[Opening Supplied data section]
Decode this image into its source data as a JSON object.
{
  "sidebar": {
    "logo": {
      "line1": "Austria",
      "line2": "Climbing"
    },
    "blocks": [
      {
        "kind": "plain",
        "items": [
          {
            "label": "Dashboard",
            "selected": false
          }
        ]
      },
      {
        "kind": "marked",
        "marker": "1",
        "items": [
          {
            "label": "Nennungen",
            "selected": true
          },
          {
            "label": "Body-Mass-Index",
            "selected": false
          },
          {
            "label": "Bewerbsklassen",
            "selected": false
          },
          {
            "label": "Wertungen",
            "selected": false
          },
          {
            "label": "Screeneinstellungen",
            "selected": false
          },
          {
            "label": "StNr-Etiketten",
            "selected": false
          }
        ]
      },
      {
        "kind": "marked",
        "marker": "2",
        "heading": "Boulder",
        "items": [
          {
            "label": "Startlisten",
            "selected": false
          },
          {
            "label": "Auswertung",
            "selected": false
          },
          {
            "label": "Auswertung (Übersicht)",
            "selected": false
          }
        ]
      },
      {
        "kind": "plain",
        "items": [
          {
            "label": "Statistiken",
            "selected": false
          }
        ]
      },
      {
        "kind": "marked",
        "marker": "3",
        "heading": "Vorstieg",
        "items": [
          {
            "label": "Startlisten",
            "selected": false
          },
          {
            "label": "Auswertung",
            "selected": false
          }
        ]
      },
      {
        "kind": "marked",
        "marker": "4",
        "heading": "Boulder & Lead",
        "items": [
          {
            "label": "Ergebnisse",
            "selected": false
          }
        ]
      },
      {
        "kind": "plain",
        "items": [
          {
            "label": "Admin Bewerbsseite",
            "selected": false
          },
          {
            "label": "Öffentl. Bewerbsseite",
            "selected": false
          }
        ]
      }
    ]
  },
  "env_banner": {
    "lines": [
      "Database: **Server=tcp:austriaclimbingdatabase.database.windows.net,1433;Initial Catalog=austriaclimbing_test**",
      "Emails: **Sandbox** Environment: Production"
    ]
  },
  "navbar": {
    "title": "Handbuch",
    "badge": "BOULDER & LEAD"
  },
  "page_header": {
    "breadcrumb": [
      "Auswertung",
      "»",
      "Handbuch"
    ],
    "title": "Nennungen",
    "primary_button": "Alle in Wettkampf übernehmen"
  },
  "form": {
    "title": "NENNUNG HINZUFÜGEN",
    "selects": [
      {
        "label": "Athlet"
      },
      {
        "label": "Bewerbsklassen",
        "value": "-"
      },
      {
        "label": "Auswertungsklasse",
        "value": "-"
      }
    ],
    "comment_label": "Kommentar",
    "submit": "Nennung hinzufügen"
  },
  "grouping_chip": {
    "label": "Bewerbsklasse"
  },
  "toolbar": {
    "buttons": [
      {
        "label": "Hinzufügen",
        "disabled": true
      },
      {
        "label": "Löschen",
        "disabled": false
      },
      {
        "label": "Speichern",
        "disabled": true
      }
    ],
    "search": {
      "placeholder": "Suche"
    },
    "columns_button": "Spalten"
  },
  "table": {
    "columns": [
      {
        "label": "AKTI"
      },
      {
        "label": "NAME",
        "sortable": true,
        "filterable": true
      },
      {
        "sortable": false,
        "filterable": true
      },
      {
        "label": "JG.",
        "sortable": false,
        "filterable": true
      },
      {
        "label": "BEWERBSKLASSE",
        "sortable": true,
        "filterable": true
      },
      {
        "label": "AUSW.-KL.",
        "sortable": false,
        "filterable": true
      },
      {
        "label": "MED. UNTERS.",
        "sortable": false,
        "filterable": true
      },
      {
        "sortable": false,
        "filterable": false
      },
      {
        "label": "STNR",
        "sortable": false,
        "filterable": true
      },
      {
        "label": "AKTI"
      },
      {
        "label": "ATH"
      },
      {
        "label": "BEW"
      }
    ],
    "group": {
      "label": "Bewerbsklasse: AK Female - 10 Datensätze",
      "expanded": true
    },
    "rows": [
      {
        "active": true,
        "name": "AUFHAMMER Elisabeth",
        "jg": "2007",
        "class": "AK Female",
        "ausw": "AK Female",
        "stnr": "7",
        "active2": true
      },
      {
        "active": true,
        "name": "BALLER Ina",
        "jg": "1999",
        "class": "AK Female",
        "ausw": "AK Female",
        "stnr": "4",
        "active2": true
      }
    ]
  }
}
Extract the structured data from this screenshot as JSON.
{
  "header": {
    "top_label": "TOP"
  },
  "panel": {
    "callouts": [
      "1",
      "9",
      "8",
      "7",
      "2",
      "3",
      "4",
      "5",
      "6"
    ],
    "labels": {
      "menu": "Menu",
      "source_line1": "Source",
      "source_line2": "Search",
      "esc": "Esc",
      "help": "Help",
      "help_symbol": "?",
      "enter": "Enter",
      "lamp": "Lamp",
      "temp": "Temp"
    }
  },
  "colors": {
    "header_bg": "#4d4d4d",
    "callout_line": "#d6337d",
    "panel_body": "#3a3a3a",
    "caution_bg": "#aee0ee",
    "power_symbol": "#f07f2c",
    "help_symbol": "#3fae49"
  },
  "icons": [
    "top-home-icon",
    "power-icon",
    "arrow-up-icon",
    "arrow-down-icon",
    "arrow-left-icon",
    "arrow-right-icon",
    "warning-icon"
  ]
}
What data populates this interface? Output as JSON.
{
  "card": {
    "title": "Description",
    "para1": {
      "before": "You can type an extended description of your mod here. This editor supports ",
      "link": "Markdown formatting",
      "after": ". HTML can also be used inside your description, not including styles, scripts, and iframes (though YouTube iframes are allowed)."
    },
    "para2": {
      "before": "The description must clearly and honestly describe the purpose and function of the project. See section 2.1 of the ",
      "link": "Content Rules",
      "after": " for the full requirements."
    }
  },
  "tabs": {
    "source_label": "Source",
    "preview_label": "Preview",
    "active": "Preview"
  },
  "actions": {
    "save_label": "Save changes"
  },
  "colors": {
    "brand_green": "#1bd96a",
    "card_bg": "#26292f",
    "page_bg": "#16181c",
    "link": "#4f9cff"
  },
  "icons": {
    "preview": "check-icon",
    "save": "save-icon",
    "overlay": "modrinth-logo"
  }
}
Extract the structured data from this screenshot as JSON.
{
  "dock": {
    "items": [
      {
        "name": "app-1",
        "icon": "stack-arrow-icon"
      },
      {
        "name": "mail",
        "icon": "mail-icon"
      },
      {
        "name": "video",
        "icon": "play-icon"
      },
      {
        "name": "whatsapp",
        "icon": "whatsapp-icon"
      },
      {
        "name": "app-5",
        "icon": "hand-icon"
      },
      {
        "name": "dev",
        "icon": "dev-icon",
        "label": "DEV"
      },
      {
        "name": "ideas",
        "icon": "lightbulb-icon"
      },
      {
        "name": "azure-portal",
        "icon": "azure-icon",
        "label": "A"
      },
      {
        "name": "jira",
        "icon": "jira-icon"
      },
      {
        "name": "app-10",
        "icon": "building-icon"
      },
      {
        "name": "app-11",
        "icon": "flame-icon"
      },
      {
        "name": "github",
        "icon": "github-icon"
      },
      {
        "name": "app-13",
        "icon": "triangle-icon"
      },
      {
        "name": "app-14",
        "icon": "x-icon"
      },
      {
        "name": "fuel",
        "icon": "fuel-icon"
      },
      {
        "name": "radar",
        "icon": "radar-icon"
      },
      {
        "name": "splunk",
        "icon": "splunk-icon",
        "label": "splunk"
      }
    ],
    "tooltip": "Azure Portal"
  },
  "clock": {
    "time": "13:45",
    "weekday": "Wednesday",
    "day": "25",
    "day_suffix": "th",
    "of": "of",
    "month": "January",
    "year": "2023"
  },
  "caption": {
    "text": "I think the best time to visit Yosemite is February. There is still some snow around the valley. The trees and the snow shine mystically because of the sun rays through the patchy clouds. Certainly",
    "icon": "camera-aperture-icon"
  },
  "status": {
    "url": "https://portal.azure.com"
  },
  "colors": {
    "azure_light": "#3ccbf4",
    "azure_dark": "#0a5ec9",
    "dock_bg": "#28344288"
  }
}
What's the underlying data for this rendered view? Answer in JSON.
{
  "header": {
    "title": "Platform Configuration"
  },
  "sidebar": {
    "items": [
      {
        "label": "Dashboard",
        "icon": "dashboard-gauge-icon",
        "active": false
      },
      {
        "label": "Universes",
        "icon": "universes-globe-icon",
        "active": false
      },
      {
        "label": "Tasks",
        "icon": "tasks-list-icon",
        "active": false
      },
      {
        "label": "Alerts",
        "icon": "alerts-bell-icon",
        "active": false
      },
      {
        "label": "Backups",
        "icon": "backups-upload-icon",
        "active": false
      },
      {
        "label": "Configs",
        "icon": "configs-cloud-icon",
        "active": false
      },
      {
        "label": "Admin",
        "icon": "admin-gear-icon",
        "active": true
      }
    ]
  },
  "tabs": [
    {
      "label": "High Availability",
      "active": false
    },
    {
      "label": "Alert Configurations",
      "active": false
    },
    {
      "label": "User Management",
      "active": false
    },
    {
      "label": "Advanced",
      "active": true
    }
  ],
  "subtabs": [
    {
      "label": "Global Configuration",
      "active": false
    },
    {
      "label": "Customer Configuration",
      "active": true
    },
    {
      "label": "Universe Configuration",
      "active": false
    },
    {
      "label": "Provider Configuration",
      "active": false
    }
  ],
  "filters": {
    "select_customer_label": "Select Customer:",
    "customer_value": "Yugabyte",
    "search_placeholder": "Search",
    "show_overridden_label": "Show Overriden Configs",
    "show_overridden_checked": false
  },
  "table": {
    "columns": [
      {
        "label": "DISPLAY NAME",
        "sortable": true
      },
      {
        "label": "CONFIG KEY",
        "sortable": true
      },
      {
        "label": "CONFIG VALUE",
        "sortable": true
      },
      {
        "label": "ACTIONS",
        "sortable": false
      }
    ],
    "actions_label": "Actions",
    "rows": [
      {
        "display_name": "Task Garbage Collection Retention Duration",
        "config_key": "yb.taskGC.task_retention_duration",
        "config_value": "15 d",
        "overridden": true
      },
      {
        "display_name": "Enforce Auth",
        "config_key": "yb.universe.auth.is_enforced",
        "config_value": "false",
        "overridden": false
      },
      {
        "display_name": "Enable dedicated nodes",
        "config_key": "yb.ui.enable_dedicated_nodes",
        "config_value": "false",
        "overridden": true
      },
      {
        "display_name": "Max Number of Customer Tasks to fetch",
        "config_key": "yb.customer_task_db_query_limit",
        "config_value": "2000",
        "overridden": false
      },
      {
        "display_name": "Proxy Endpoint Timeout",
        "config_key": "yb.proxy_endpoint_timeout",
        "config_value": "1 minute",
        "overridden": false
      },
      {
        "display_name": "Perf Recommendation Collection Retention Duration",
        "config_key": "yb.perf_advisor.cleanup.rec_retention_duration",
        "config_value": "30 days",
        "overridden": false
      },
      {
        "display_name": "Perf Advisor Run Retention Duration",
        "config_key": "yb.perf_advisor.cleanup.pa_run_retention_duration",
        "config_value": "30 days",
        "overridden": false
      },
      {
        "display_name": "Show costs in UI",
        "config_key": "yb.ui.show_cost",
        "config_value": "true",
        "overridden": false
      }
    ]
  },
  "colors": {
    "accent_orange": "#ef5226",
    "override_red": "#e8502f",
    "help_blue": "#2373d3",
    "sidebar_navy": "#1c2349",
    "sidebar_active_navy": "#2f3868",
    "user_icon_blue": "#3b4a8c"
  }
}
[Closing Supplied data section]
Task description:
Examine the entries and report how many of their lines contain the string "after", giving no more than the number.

Expected output:
2